**RECORDS SHOWN:**
━━━━━━━━
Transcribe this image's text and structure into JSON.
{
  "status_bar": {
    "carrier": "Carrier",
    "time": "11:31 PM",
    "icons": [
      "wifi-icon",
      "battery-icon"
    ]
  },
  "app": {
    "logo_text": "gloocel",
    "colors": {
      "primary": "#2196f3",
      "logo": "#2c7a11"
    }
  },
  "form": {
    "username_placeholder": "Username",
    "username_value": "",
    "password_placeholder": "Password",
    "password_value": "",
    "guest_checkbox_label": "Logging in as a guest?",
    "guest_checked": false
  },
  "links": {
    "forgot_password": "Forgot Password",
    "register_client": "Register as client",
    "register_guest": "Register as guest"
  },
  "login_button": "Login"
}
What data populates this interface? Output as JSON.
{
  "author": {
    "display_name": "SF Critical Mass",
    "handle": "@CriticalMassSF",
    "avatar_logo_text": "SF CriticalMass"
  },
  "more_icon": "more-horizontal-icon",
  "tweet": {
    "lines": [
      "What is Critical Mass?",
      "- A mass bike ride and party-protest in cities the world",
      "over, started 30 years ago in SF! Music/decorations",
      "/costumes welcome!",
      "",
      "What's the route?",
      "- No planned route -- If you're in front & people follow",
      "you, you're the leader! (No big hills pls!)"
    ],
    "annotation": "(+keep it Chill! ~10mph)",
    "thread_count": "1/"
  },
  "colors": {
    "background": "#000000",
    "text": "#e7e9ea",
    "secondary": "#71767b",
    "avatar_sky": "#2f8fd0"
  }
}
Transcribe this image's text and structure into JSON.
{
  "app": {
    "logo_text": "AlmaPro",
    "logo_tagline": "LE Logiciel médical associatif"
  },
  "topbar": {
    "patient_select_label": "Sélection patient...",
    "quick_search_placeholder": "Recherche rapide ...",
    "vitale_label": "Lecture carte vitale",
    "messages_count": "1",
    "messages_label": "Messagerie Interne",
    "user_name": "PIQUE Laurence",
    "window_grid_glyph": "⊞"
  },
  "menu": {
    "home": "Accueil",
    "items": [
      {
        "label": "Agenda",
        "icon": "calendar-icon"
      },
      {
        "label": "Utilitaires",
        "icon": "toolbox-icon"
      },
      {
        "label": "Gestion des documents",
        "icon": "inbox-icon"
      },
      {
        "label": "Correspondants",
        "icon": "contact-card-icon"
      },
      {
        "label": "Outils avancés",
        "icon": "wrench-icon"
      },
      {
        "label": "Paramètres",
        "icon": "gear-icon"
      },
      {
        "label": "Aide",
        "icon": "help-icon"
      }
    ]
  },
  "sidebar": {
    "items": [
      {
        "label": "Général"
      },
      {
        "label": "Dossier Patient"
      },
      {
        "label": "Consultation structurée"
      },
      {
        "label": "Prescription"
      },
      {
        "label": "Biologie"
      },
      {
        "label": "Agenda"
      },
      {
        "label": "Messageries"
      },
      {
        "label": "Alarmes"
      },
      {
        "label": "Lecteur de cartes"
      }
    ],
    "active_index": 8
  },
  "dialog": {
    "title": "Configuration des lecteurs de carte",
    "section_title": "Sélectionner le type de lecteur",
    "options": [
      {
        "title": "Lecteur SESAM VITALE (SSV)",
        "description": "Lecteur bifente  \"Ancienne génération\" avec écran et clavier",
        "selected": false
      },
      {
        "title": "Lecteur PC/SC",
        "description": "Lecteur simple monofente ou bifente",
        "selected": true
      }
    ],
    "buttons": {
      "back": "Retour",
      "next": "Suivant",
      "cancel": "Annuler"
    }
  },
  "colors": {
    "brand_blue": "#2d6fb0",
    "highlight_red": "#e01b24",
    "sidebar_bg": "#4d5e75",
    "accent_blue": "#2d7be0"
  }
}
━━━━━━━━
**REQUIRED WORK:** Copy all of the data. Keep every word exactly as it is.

**EXERCISE SOLUTION:**
Transcribe this image's text and structure into JSON.
{
  "status_bar": {
    "carrier": "Carrier",
    "time": "11:31 PM",
    "icons": [
      "wifi-icon",
      "battery-icon"
    ]
  },
  "app": {
    "logo_text": "gloocel",
    "colors": {
      "primary": "#2196f3",
      "logo": "#2c7a11"
    }
  },
  "form": {
    "username_placeholder": "Username",
    "username_value": "",
    "password_placeholder": "Password",
    "password_value": "",
    "guest_checkbox_label": "Logging in as a guest?",
    "guest_checked": false
  },
  "links": {
    "forgot_password": "Forgot Password",
    "register_client": "Register as client",
    "register_guest": "Register as guest"
  },
  "login_button": "Login"
}
What data populates this interface? Output as JSON.
{
  "author": {
    "display_name": "SF Critical Mass",
    "handle": "@CriticalMassSF",
    "avatar_logo_text": "SF CriticalMass"
  },
  "more_icon": "more-horizontal-icon",
  "tweet": {
    "lines": [
      "What is Critical Mass?",
      "- A mass bike ride and party-protest in cities the world",
      "over, started 30 years ago in SF! Music/decorations",
      "/costumes welcome!",
      "",
      "What's the route?",
      "- No planned route -- If you're in front & people follow",
      "you, you're the leader! (No big hills pls!)"
    ],
    "annotation": "(+keep it Chill! ~10mph)",
    "thread_count": "1/"
  },
  "colors": {
    "background": "#000000",
    "text": "#e7e9ea",
    "secondary": "#71767b",
    "avatar_sky": "#2f8fd0"
  }
}
Transcribe this image's text and structure into JSON.
{
  "app": {
    "logo_text": "AlmaPro",
    "logo_tagline": "LE Logiciel médical associatif"
  },
  "topbar": {
    "patient_select_label": "Sélection patient...",
    "quick_search_placeholder": "Recherche rapide ...",
    "vitale_label": "Lecture carte vitale",
    "messages_count": "1",
    "messages_label": "Messagerie Interne",
    "user_name": "PIQUE Laurence",
    "window_grid_glyph": "⊞"
  },
  "menu": {
    "home": "Accueil",
    "items": [
      {
        "label": "Agenda",
        "icon": "calendar-icon"
      },
      {
        "label": "Utilitaires",
        "icon": "toolbox-icon"
      },
      {
        "label": "Gestion des documents",
        "icon": "inbox-icon"
      },
      {
        "label": "Correspondants",
        "icon": "contact-card-icon"
      },
      {
        "label": "Outils avancés",
        "icon": "wrench-icon"
      },
      {
        "label": "Paramètres",
        "icon": "gear-icon"
      },
      {
        "label": "Aide",
        "icon": "help-icon"
      }
    ]
  },
  "sidebar": {
    "items": [
      {
        "label": "Général"
      },
      {
        "label": "Dossier Patient"
      },
      {
        "label": "Consultation structurée"
      },
      {
        "label": "Prescription"
      },
      {
        "label": "Biologie"
      },
      {
        "label": "Agenda"
      },
      {
        "label": "Messageries"
      },
      {
        "label": "Alarmes"
      },
      {
        "label": "Lecteur de cartes"
      }
    ],
    "active_index": 8
  },
  "dialog": {
    "title": "Configuration des lecteurs de carte",
    "section_title": "Sélectionner le type de lecteur",
    "options": [
      {
        "title": "Lecteur SESAM VITALE (SSV)",
        "description": "Lecteur bifente  \"Ancienne génération\" avec écran et clavier",
        "selected": false
      },
      {
        "title": "Lecteur PC/SC",
        "description": "Lecteur simple monofente ou bifente",
        "selected": true
      }
    ],
    "buttons": {
      "back": "Retour",
      "next": "Suivant",
      "cancel": "Annuler"
    }
  },
  "colors": {
    "brand_blue": "#2d6fb0",
    "highlight_red": "#e01b24",
    "sidebar_bg": "#4d5e75",
    "accent_blue": "#2d7be0"
  }
}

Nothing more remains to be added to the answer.